* **Task description**: Go through the data below. List every line that holds the word "label".

* **Record set**:
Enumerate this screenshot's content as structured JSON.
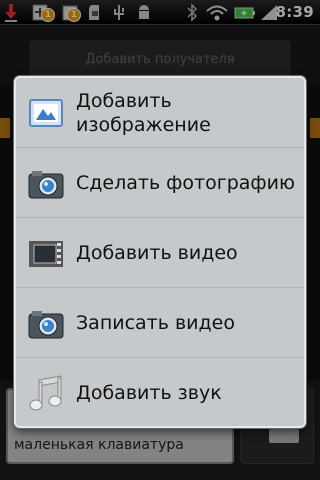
{
  "status_bar": {
    "time": "8:39",
    "badge_1": "1",
    "badge_2": "1",
    "icons": [
      "download-arrow-icon",
      "add-notification-icon",
      "notification-badge-icon",
      "sd-card-icon",
      "usb-icon",
      "android-debug-icon",
      "bluetooth-icon",
      "wifi-icon",
      "battery-charging-icon",
      "signal-icon"
    ]
  },
  "compose": {
    "recipient_placeholder": "Добавить получателя",
    "message_line_hidden": "...",
    "message_text": "маленькая клавиатура"
  },
  "menu": {
    "items": [
      {
        "label": "Добавить изображение",
        "icon": "picture-icon"
      },
      {
        "label": "Сделать фотографию",
        "icon": "camera-icon"
      },
      {
        "label": "Добавить видео",
        "icon": "video-film-icon"
      },
      {
        "label": "Записать видео",
        "icon": "video-camera-icon"
      },
      {
        "label": "Добавить звук",
        "icon": "music-note-icon"
      }
    ]
  }
}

* **Task response**:
        "label": "Добавить изображение",
        "label": "Сделать фотографию",
        "label": "Добавить видео",
        "label": "Записать видео",
        "label": "Добавить звук",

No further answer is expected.